It seemed these narratives were just written off of educated guesses and context clues, not inside “sources” or actual knowledge of the situation. They all sounded reasonable, and when the first few media members picked Duke, everyone else seemed to just follow suit.
Luckily for us, they were wrong.
Now onto Knox as a player…
At 6’9, 210 lbs., Knox is one of the most unique players in the country.
With a 7-foot wingspan and a standing reach of 8’10, Knox has the length to make a massive impact on both ends of the floor. Averaging 29 points, 11 rebounds, and two assists per game in high school, the forward out of Tampa, FL is considered one of the top scorers in the nation. He has the ability to get to the rim and finish in transition, along with a silky-smooth jumper that should be illegal for a guy as big as he is.
On defense, Knox can alter shots at the rim, and his lateral quickness makes it possible to defend multiple positions. When his killer instinct is turned on, he’s not afraid to get up in your face and take on the opposing team’s best player. He averaged 2.2 steals and two blocks per game as a senior, proving he’s certainly not afraid to get his hands dirty on that end of the floor.
Knox’s bread and butter, however, comes with his versatility.
If Calipari wants to go small ball, Knox can thrive at the four and beat you with his size by attacking the basket and rebounding with the best of them. If he wants to go for the Monstars massive lineup, Knox can play shooting guard and not skip a beat. The 2017 recruiting class is the most versatile of the Calipari era, and the addition of Knox only makes them that much scarier. This team is going to find ways to beat you in an absurd number of ways.
What do you even do to stop that?
There’s a reason NBA scouts are drooling over this kid. He’s a future superstar in the league.
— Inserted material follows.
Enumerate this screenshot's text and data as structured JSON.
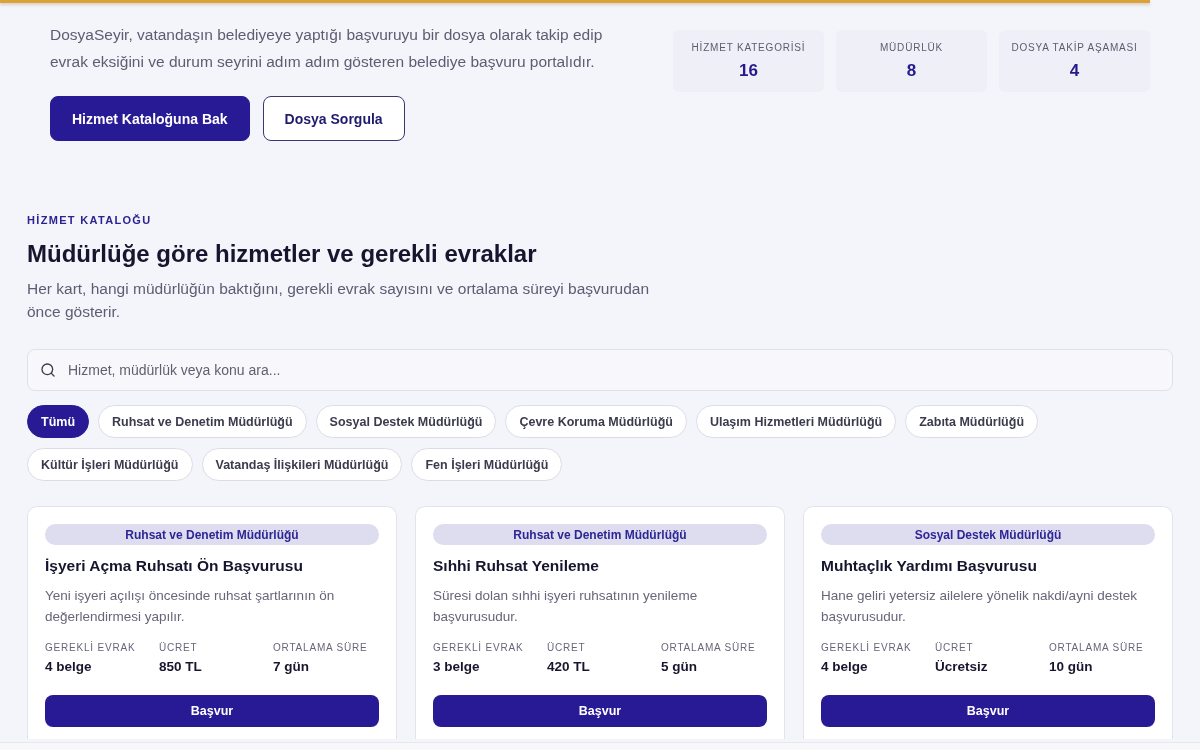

Last year, Malik Monk had the ultimate green light, taking shots if he had even the slightest sliver of daylight between him and his man. There wasn’t a shot he didn’t like, even if the ball clanked off the rim or failed to hit anything at all. His massive jumpers saved Kentucky on countless occasions, but sometimes his shot selection really put the Wildcats in a bind.
Kevin Knox is very similar in this sense, as he tends to be fairly trigger happy with a habit of taking bad shots. Monk got it under control late in the year, and his game grew as a result. With all of the physical tools Knox already has, I see him finding his groove early in the year and never looking back.
He’ll also need to bulk up a little bit to dominate against D-1 athletes. He has gained roughly 15 lbs. over the past year, but still struggles against physical and overly-aggressive athletes. He’ll see a whole lot of those in college, so it’ll be crucial for him to add muscle this summer.
He has decent ball handling ability, but if he wants to play any significant minutes at shooting guard, he’ll have to tighten that up. He tends to be loose with the ball and dribble high, which led to averaging over three turnovers a game as a senior in high school.
Let’s be honest though, I’m nitpicking. There’s not a lot to dislike about his game.
When Calipari raves over a kid, it’s for a reason. Cal has been obsessed with getting Knox to Lexington for several years now, and you better believe he’s excited he got his guy.
Knox has the potential to become a 20+ PPG scorer at Kentucky and a top five pick in next year’s NBA Draft. Many fans felt UK’s recruiting class was filled with starter-quality guys, but no stars to take the team to the next level and solidify the Wildcats as a title contender next season. Without a doubt, Knox is that guy. In case that’s not enough, there’s another star caliber athlete waiting to make his decision with UK in his top two in Mohamed Bamba. Things are just fine in the bluegrass.
After striking out on so many elite small forwards over the years, it feels great to have one locked up next year.